When using the device 100 to clear clogged arteries in the heart, the heart is mapped and then a balloon catheter must be placed in the artery and inflated. Immediately afterwards, the shaft 670 is inserted in the same opening through with the balloon catheter had been inserted, for example through the groin or the arm, and areas identified with plaque are given a dose of UV light, which vaporizes the plaque. Here, the bulb 220 used with the device 100 has a low wavelength frequency. The length of the exposure is dependent on the size of the blockage to be vaporized or the type of pathogen desired to be killed. Furthermore, in order to target the plaque, the cardiologist can use chromophore-tagged monoclonal antibodies that selectively attach to plaque. The plaque is then identified by the operator looking into the eyepiece and the UV radiation is directed at the plaque, whereupon the plaque vaporizes. A specific formula used to determine the particular wavelength used to inactive microbes is:

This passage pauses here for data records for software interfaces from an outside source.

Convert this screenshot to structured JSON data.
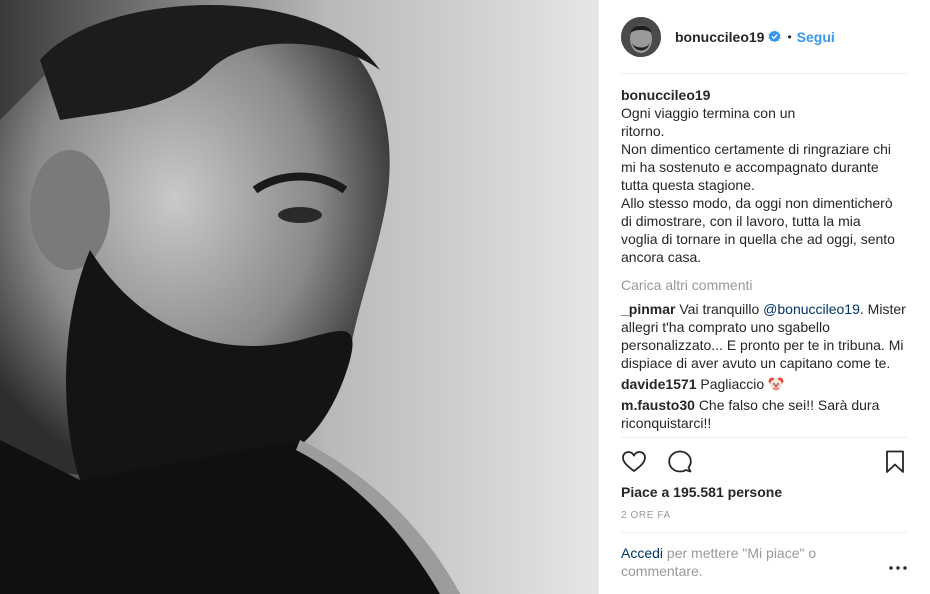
{
  "header": {
    "username": "bonuccileo19",
    "separator": "•",
    "follow_label": "Segui"
  },
  "caption": {
    "username": "bonuccileo19",
    "lines": [
      "Ogni viaggio termina con un",
      "ritorno.",
      "Non dimentico certamente di ringraziare chi",
      "mi ha sostenuto e accompagnato durante",
      "tutta questa stagione.",
      "Allo stesso modo, da oggi non dimenticherò",
      "di dimostrare, con il lavoro, tutta la mia",
      "voglia di tornare in quella che ad oggi, sento",
      "ancora casa."
    ]
  },
  "load_more_label": "Carica altri commenti",
  "comments": [
    {
      "username": "_pinmar",
      "text_before": "Vai tranquillo",
      "mention": "@bonuccileo19",
      "text_after": ". Mister allegri t'ha comprato uno sgabello personalizzato... E pronto per te in tribuna. Mi dispiace di aver avuto un capitano come te."
    },
    {
      "username": "davide1571",
      "text": "Pagliaccio"
    },
    {
      "username": "m.fausto30",
      "text": "Che falso che sei!! Sarà dura riconquistarci!!"
    }
  ],
  "likes_label": "Piace a 195.581 persone",
  "time_label": "2 ORE FA",
  "login": {
    "link_label": "Accedi",
    "rest": "per mettere \"Mi piace\" o commentare."
  },
  "icons": {
    "verified": "verified-badge-icon",
    "like": "heart-icon",
    "comment": "comment-bubble-icon",
    "save": "bookmark-icon",
    "options": "more-options-icon",
    "emoji": "clown-face-emoji"
  },
  "colors": {
    "link": "#3897f0",
    "mention": "#003569",
    "muted": "#999999",
    "text": "#262626"
  }
}
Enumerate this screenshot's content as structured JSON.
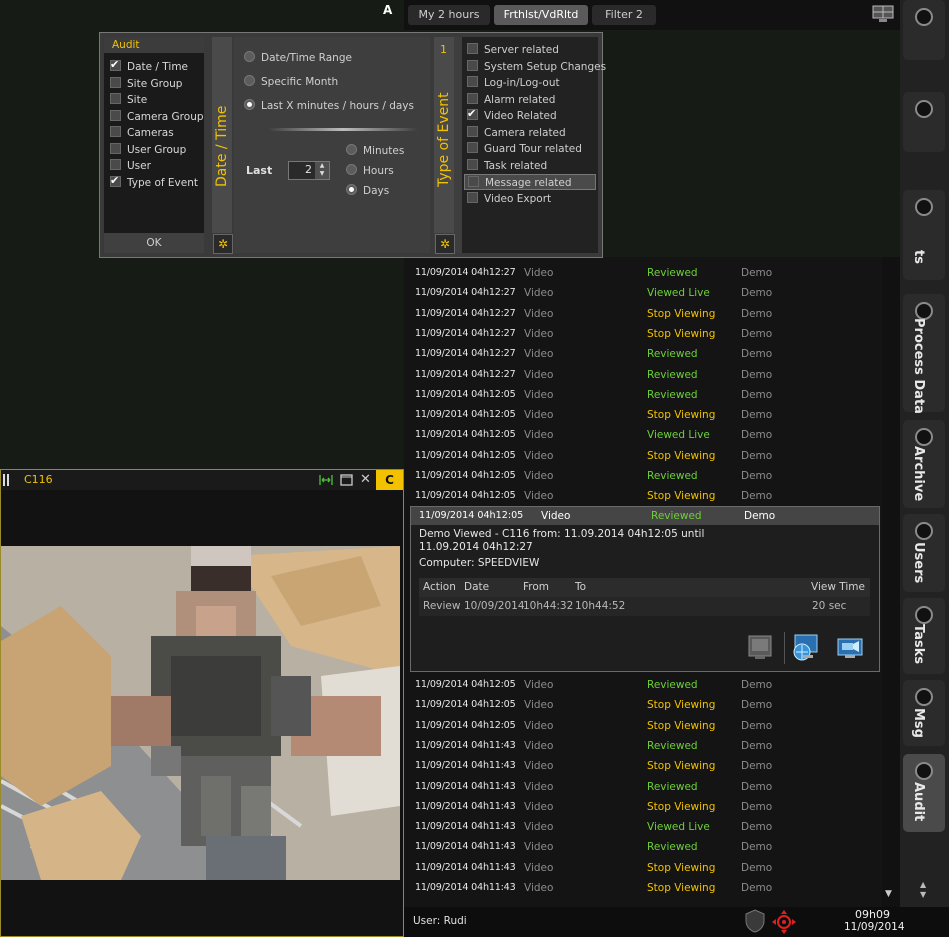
{
  "filter_tabs": [
    "My 2 hours",
    "Frthlst/VdRltd",
    "Filter 2"
  ],
  "top_label": "A",
  "popup": {
    "audit": {
      "title": "Audit",
      "items": [
        {
          "label": "Date / Time",
          "checked": true
        },
        {
          "label": "Site Group",
          "checked": false
        },
        {
          "label": "Site",
          "checked": false
        },
        {
          "label": "Camera Group",
          "checked": false
        },
        {
          "label": "Cameras",
          "checked": false
        },
        {
          "label": "User Group",
          "checked": false
        },
        {
          "label": "User",
          "checked": false
        },
        {
          "label": "Type of Event",
          "checked": true
        }
      ],
      "ok_label": "OK"
    },
    "date_time": {
      "title": "Date / Time",
      "modes": [
        {
          "label": "Date/Time Range",
          "selected": false
        },
        {
          "label": "Specific Month",
          "selected": false
        },
        {
          "label": "Last  X  minutes / hours / days",
          "selected": true
        }
      ],
      "last_label": "Last",
      "last_value": "2",
      "units": [
        {
          "label": "Minutes",
          "selected": false
        },
        {
          "label": "Hours",
          "selected": false
        },
        {
          "label": "Days",
          "selected": true
        }
      ]
    },
    "type_of_event": {
      "title": "Type of Event",
      "number": "1",
      "items": [
        {
          "label": "Server related",
          "checked": false
        },
        {
          "label": "System Setup Changes",
          "checked": false
        },
        {
          "label": "Log-in/Log-out",
          "checked": false
        },
        {
          "label": "Alarm related",
          "checked": false
        },
        {
          "label": "Video Related",
          "checked": true
        },
        {
          "label": "Camera related",
          "checked": false
        },
        {
          "label": "Guard Tour related",
          "checked": false
        },
        {
          "label": "Task related",
          "checked": false
        },
        {
          "label": "Message related",
          "checked": false,
          "highlighted": true
        },
        {
          "label": "Video Export",
          "checked": false
        }
      ]
    }
  },
  "rows_top": [
    {
      "date": "11/09/2014 04h12:27",
      "type": "Video",
      "action": "Reviewed",
      "color": "green",
      "user": "Demo"
    },
    {
      "date": "11/09/2014 04h12:27",
      "type": "Video",
      "action": "Viewed Live",
      "color": "green",
      "user": "Demo"
    },
    {
      "date": "11/09/2014 04h12:27",
      "type": "Video",
      "action": "Stop Viewing",
      "color": "yellow",
      "user": "Demo"
    },
    {
      "date": "11/09/2014 04h12:27",
      "type": "Video",
      "action": "Stop Viewing",
      "color": "yellow",
      "user": "Demo"
    },
    {
      "date": "11/09/2014 04h12:27",
      "type": "Video",
      "action": "Reviewed",
      "color": "green",
      "user": "Demo"
    },
    {
      "date": "11/09/2014 04h12:27",
      "type": "Video",
      "action": "Reviewed",
      "color": "green",
      "user": "Demo"
    },
    {
      "date": "11/09/2014 04h12:05",
      "type": "Video",
      "action": "Reviewed",
      "color": "green",
      "user": "Demo"
    },
    {
      "date": "11/09/2014 04h12:05",
      "type": "Video",
      "action": "Stop Viewing",
      "color": "yellow",
      "user": "Demo"
    },
    {
      "date": "11/09/2014 04h12:05",
      "type": "Video",
      "action": "Viewed Live",
      "color": "green",
      "user": "Demo"
    },
    {
      "date": "11/09/2014 04h12:05",
      "type": "Video",
      "action": "Stop Viewing",
      "color": "yellow",
      "user": "Demo"
    },
    {
      "date": "11/09/2014 04h12:05",
      "type": "Video",
      "action": "Reviewed",
      "color": "green",
      "user": "Demo"
    },
    {
      "date": "11/09/2014 04h12:05",
      "type": "Video",
      "action": "Stop Viewing",
      "color": "yellow",
      "user": "Demo"
    }
  ],
  "detail": {
    "date": "11/09/2014 04h12:05",
    "type": "Video",
    "action": "Reviewed",
    "user": "Demo",
    "description": "Demo Viewed  - C116 from: 11.09.2014 04h12:05 until 11.09.2014 04h12:27",
    "computer": "Computer: SPEEDVIEW",
    "sub_headers": {
      "action": "Action",
      "date": "Date",
      "from": "From",
      "to": "To",
      "view_time": "View Time"
    },
    "sub_row": {
      "action": "Review",
      "date": "10/09/2014",
      "from": "10h44:32",
      "to": "10h44:52",
      "view_time": "20 sec"
    },
    "icons": [
      "snapshot-icon",
      "globe-monitor-icon",
      "camera-monitor-icon"
    ]
  },
  "rows_bottom": [
    {
      "date": "11/09/2014 04h12:05",
      "type": "Video",
      "action": "Reviewed",
      "color": "green",
      "user": "Demo"
    },
    {
      "date": "11/09/2014 04h12:05",
      "type": "Video",
      "action": "Stop Viewing",
      "color": "yellow",
      "user": "Demo"
    },
    {
      "date": "11/09/2014 04h12:05",
      "type": "Video",
      "action": "Stop Viewing",
      "color": "yellow",
      "user": "Demo"
    },
    {
      "date": "11/09/2014 04h11:43",
      "type": "Video",
      "action": "Reviewed",
      "color": "green",
      "user": "Demo"
    },
    {
      "date": "11/09/2014 04h11:43",
      "type": "Video",
      "action": "Stop Viewing",
      "color": "yellow",
      "user": "Demo"
    },
    {
      "date": "11/09/2014 04h11:43",
      "type": "Video",
      "action": "Reviewed",
      "color": "green",
      "user": "Demo"
    },
    {
      "date": "11/09/2014 04h11:43",
      "type": "Video",
      "action": "Stop Viewing",
      "color": "yellow",
      "user": "Demo"
    },
    {
      "date": "11/09/2014 04h11:43",
      "type": "Video",
      "action": "Viewed Live",
      "color": "green",
      "user": "Demo"
    },
    {
      "date": "11/09/2014 04h11:43",
      "type": "Video",
      "action": "Reviewed",
      "color": "green",
      "user": "Demo"
    },
    {
      "date": "11/09/2014 04h11:43",
      "type": "Video",
      "action": "Stop Viewing",
      "color": "yellow",
      "user": "Demo"
    },
    {
      "date": "11/09/2014 04h11:43",
      "type": "Video",
      "action": "Stop Viewing",
      "color": "yellow",
      "user": "Demo"
    }
  ],
  "camera": {
    "title": "C116",
    "slot_letter": "C"
  },
  "status": {
    "user": "User: Rudi",
    "time": "09h09",
    "date": "11/09/2014"
  },
  "sidebar_tabs": [
    {
      "label": "ts",
      "active": false
    },
    {
      "label": "Process Data",
      "active": false
    },
    {
      "label": "Archive",
      "active": false
    },
    {
      "label": "Users",
      "active": false
    },
    {
      "label": "Tasks",
      "active": false
    },
    {
      "label": "Msg",
      "active": false
    },
    {
      "label": "Audit",
      "active": true
    }
  ],
  "colors": {
    "green": "#6ed03a",
    "yellow": "#f2c200",
    "accent": "#f2c200"
  }
}
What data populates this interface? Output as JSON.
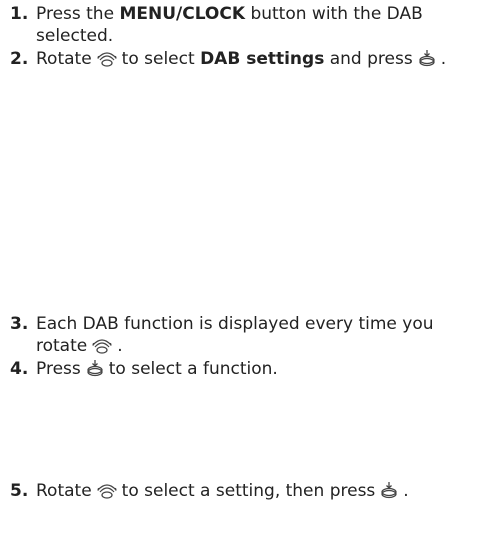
{
  "steps": [
    {
      "number": "1.",
      "parts": [
        "Press the",
        "MENU/CLOCK",
        "button with the DAB selected."
      ]
    },
    {
      "number": "2.",
      "parts": [
        "Rotate",
        "to select",
        "DAB settings",
        "and press",
        "."
      ]
    },
    {
      "number": "3.",
      "parts": [
        "Each DAB function is displayed every time you rotate",
        "."
      ]
    },
    {
      "number": "4.",
      "parts": [
        "Press",
        "to select a function."
      ]
    },
    {
      "number": "5.",
      "parts": [
        "Rotate",
        "to select a setting, then press",
        "."
      ]
    }
  ],
  "icons": {
    "rotate": "rotary-knob-icon",
    "press": "press-knob-icon"
  }
}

Ultraviolet dosage=Ultraviolet intensity×Exposure time.
The dosage units are measured in MJ/CM2.
The device 100 also is useful externally when used in the mouth to treat cavities or to clear pathogens during root canal surgery. When treating decaying teeth, the distal tip 670 would first be directed onto the tooth using the viewing mechanism 400 and the white light provided by the halogen light assembly 300. Then UV light would be applied to the target for a pre-determined time to destroy any pathogens, see FIG. 1. By using the device to treat decaying teeth, one forgoes the step of having to drill into the tooth. The cavity can then be filled with enamel or any other suitable filling material, if necessary.
The device 100 is designed for repeated use. This is achieved by decoupling the cables 620, 630, 640 from the visible light source 300 and the UV light source 200, and sterilizing the fiber optic cables 620, 630, 640, and the viewing mechanism 400 by bathing in chemicals, such as steris, cidex, sterrad or ethylene-oxide gas. Autoclaving is not suitable as a sterilization method. Thus, the device 100 and its parts are re-usable once it is sterilized.
It is to be understood that the present invention is not limited to the embodiments described above, but encompasses any and all embodiments within the scope of the following claims.